Regarding the United Kingdom, among some of the important investments made by Qatar, the emirate owns 20% of Heathrow airport in London, while Qatar Airways owns 25% of International Consolidated Airlines Group S.A., the company that owns British Airways. It should also be noted that the Qatari government is one of the 12 largest property owners in the United Kingdom.

In Russia, the Qatar owns 18.93% of Rosneft, the largest oil producer in that country.

In Germany, it is estimated that Qatar's investments exceed $24 billion, with some of the most relevant being those made in Volkswagen, Deutsche Bank and Siemens.

Qatar, the United States ally that finances international terrorism

In an article published in Newsweek, journalist Josh Hammer claimed that Qatar is, along with Iran, one of the main financiers of Hamas.

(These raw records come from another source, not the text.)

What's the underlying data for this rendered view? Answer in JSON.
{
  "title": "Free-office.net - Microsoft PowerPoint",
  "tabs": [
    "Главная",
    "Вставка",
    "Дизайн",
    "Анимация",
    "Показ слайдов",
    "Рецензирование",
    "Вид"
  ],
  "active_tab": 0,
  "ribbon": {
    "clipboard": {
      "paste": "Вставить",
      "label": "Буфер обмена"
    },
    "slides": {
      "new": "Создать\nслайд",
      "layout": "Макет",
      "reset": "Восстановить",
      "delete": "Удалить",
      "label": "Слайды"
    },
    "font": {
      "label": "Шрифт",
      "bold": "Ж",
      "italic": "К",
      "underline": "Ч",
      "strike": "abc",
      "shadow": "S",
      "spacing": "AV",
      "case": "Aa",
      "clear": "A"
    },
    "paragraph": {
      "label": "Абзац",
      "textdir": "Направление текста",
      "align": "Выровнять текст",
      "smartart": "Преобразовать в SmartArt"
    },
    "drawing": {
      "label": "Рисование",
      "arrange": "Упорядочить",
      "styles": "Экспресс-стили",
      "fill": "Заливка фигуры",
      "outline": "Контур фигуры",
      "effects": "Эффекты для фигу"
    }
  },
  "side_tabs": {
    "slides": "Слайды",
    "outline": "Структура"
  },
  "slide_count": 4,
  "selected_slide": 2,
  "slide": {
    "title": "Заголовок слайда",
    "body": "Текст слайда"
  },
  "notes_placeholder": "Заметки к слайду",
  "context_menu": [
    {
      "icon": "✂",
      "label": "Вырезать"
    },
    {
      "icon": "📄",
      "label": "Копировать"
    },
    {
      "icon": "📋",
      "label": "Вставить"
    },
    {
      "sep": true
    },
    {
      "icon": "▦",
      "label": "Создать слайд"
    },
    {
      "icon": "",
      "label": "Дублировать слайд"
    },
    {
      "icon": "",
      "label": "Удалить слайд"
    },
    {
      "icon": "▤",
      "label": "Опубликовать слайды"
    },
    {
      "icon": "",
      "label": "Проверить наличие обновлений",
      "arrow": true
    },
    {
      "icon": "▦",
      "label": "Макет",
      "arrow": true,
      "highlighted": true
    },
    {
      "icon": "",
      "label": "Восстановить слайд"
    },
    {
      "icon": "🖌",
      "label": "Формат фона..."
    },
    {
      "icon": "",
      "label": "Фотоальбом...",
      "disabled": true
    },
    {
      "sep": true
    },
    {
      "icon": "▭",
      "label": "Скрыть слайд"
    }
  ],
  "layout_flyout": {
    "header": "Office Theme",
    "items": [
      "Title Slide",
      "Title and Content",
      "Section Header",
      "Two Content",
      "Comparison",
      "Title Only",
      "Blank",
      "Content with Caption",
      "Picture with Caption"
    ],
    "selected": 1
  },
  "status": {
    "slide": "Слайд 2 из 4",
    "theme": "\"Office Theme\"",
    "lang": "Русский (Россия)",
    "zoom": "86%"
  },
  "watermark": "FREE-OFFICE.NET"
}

It is also the physical home of the political leaders of the terrorist organization, where they live in luxury. The Qatari regime has provided help to other Islamist groups and once even offered banking services for the ISIS branch responsible for the brutal on-camera beheading of American journalist Steven Sotloff in 2014.

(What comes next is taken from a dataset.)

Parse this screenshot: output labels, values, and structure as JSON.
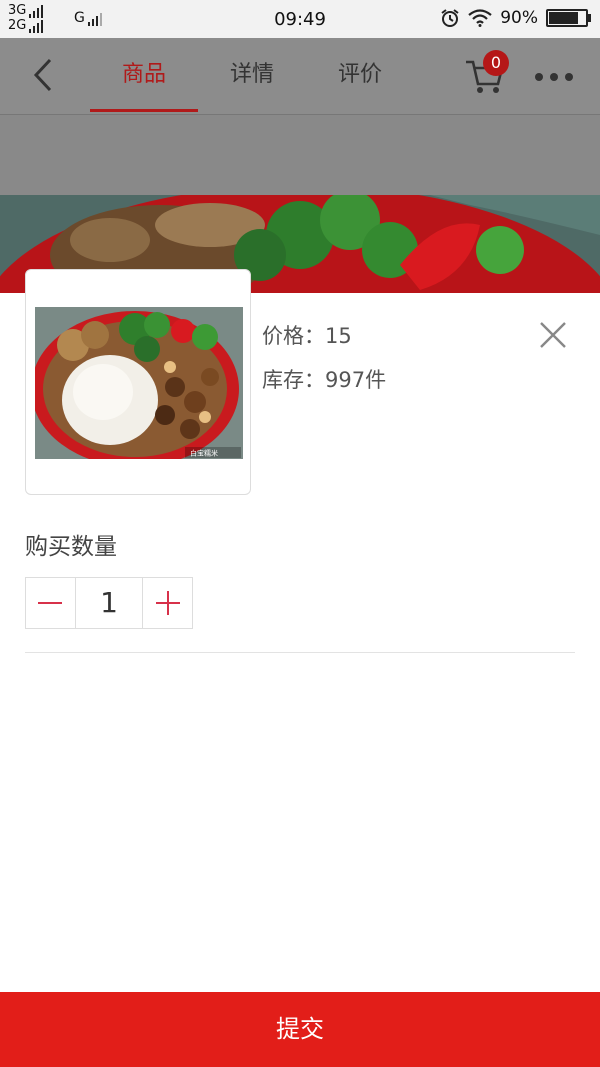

Hammer added that Qatar manages to evade international sanctions thanks to a multifaceted strategy, centered on the U.S. Al Udeid Air Base, which is located on Qatari soil, as well as strategic investments in the West and very sophisticated information manipulation.

Hammer argued that Qatar allowing the United States to maintain Al Udeid Air Base gives Americans the mistaken feeling that the emirate is on their side, reaching the point that even the Biden administration described the Arab country as an important ally outside of NATO. Hammer stressed that U.S. government even mistakenly believes that Qatar is a legitimate mediator to free the hostages in Gaza, which he says is the equivalent of recruiting an arsonist to put out a fire.

The author explained that Qatar's communications operation is multi-level, complex and, unfortunately, quite effective. It has successfully fooled many Western elites in both North America and Europe. He added that regardless of all the money the emirate invests in public relations or how much Washington benefits from the Al Udeid, the emirate remains one of the main sponsors of Islamism and jihadism in the world.

Currently, the U.S. State Department only includes Cuba, North Korea, Iran and Syria on the list of countries sponsoring terrorism. Hammer called to add Qatar to that list and no longer consider it an ally.